Evidence for preservation of primary sedimentary surface textures in the geological record, shown through comparison of ancient and modern surfaces. A) Bedding plane exposure of the Silurian Tumblagooda Sandstone, preserved in the wall of the Murchison River Gorge at The Loop. Ruler for scale is 1 meter. B) Modern pond of standing water in the Murchison River, west of The Loop. Scale bar = 20 cm. Both the modern and ancient examples reveal analogous substrate conditions, exhibiting ripple formation in deeper parts of a submerged pond (arrow R), a smooth substrate on the recently emergent drainage slope at the pond margin (arrow S), adhesion marks on the emergent margin of the pond (arrow AM), and a dislodged raft of adhesion marked sediment (arrow D). In the modern example, the raft was dislodged artificially, while in the ancient example it appears to have been dislodged by an arthropod; arthropod tracks are common in the formation and a series of grooves (small white arrows) at this location may be repichnial.

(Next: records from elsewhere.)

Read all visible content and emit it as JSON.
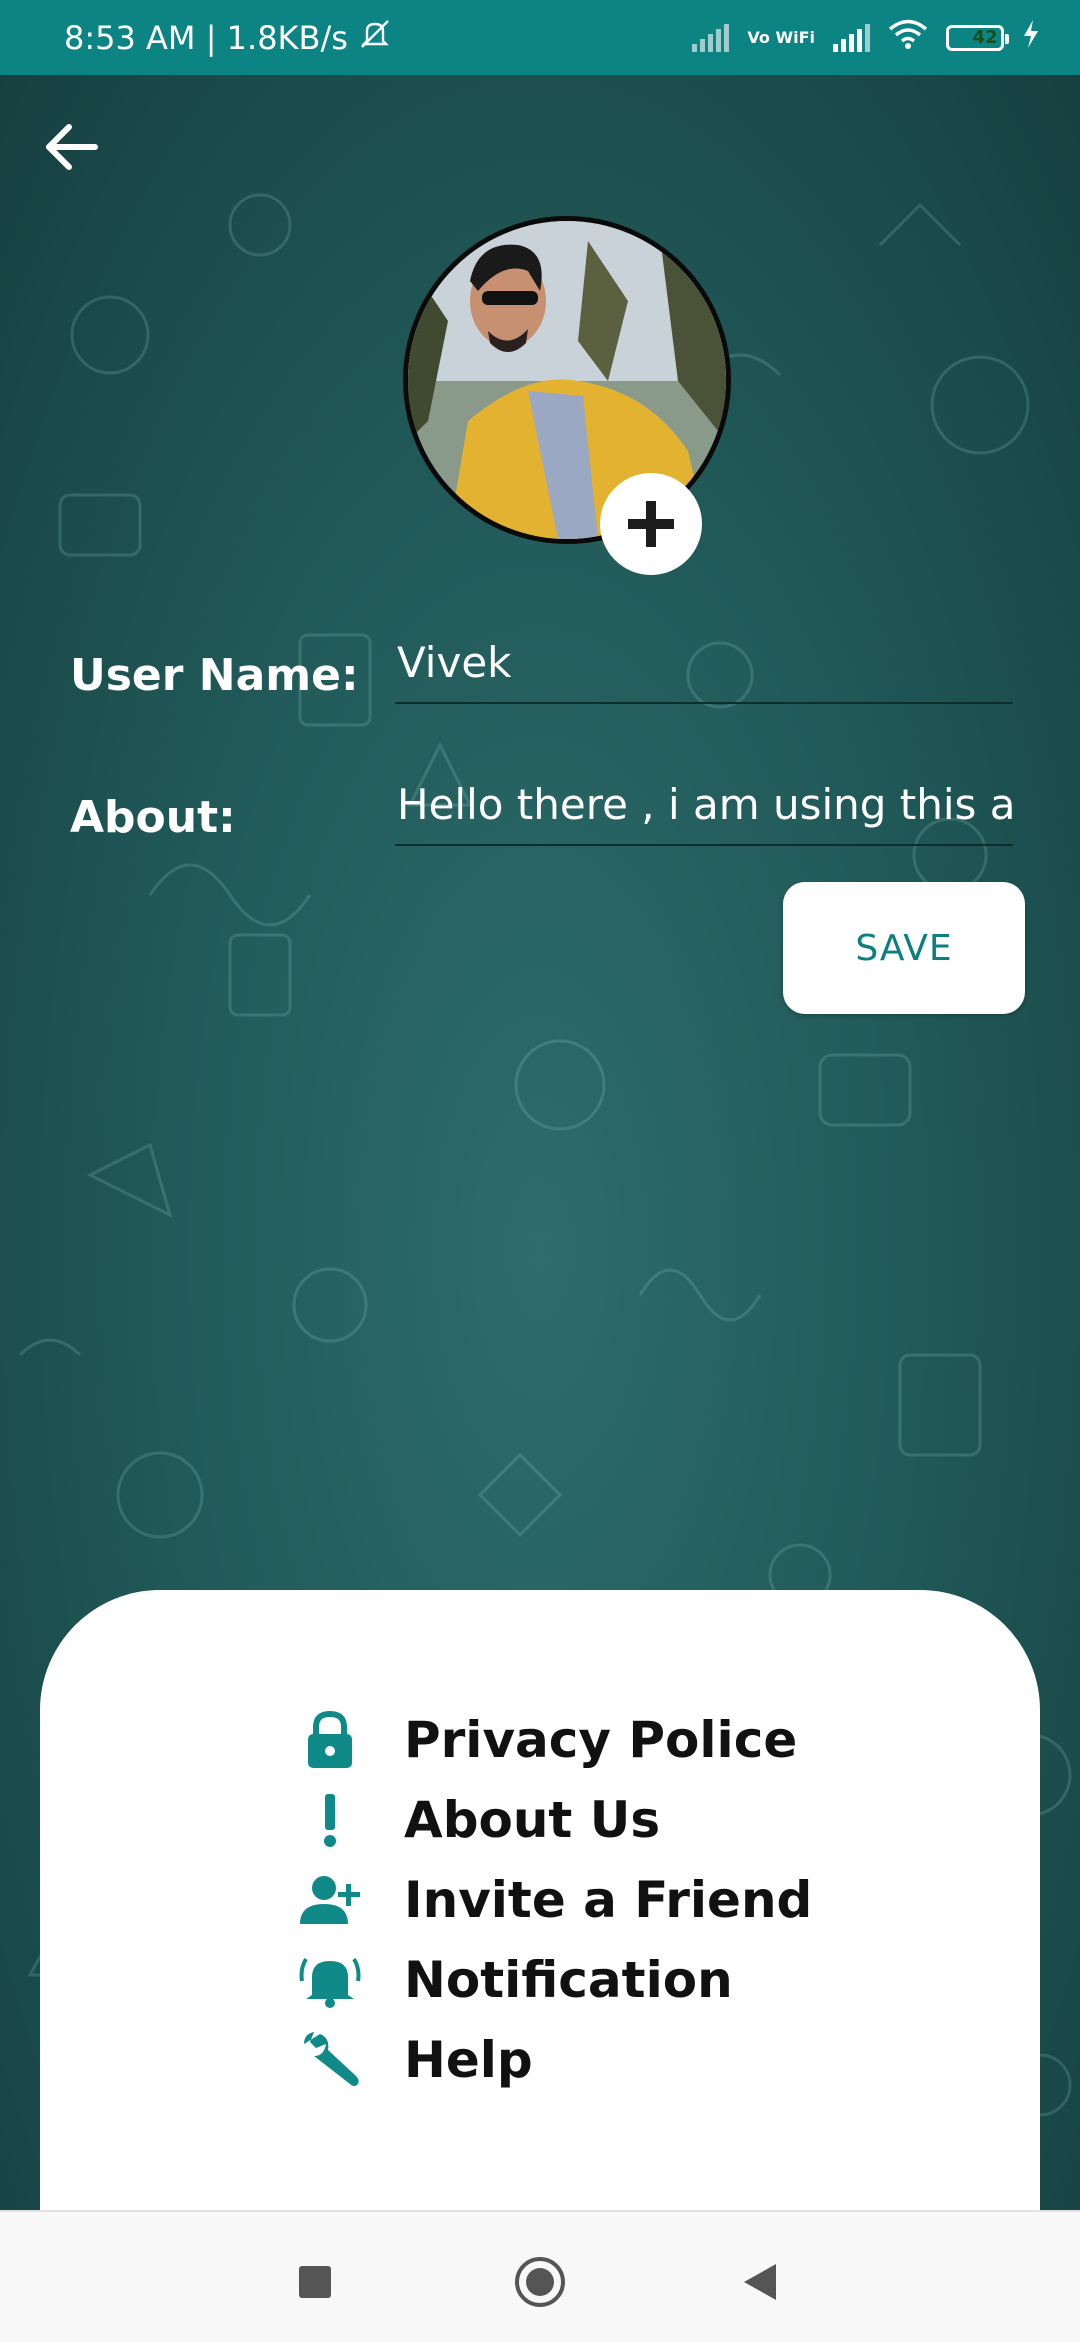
{
  "status_bar": {
    "time_speed": "8:53 AM | 1.8KB/s",
    "network_label": "Vo WiFi",
    "battery_level": "42",
    "battery_fraction": 0.42,
    "icons": [
      "mute-icon",
      "signal-icon",
      "vowifi-icon",
      "wifi-icon",
      "battery-icon",
      "charging-icon"
    ]
  },
  "header": {
    "back_icon": "arrow-left-icon"
  },
  "profile": {
    "avatar_icon": "profile-photo",
    "add_photo_icon": "plus-icon"
  },
  "form": {
    "username_label": "User Name:",
    "username_value": "Vivek",
    "about_label": "About:",
    "about_value": "Hello there , i am using this a"
  },
  "save_label": "SAVE",
  "menu": {
    "items": [
      {
        "label": "Privacy Police",
        "icon": "lock-icon"
      },
      {
        "label": "About Us",
        "icon": "exclamation-icon"
      },
      {
        "label": "Invite a Friend",
        "icon": "person-add-icon"
      },
      {
        "label": "Notification",
        "icon": "bell-icon"
      },
      {
        "label": "Help",
        "icon": "wrench-icon"
      }
    ]
  },
  "nav": {
    "buttons": [
      "recents-square-icon",
      "home-circle-icon",
      "back-triangle-icon"
    ]
  },
  "colors": {
    "accent": "#0c8483",
    "background": "#1f5a5a",
    "card": "#ffffff",
    "icon_teal": "#0f8a88",
    "menu_text": "#111111"
  }
}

Conceptual model illustrating how sedimentary surface textures in the rock record reveal features developed during stasis, how they differ from hydrodynamic bedforms deposited during stasis, erosion, deposition and transport, and how the potential morphology of their signatures may vary significantly depending on the instant of interment. Time scale on left is representative only, but all four examples could be considered discrete components of the same deposystem. A) Hydrodynamic bedforms, developed during erosion, deposition, stasis, and transport. B) Abiotic and ichnologic sedimentary surface textures developed as events during stasis. C) Abiotic and ichnologic sedimentary surface textures developed as events during stasis, but later destroyed by erosion and deposition. D) Microbial sedimentary surface textures developed as ongoing morphological evolution during stasis, with resultant greater potential variability. Note that if the observable end-products B or D are seen in the rock record, then they must be a palimpsested record of multiple events during an interval of sedimentary stasis.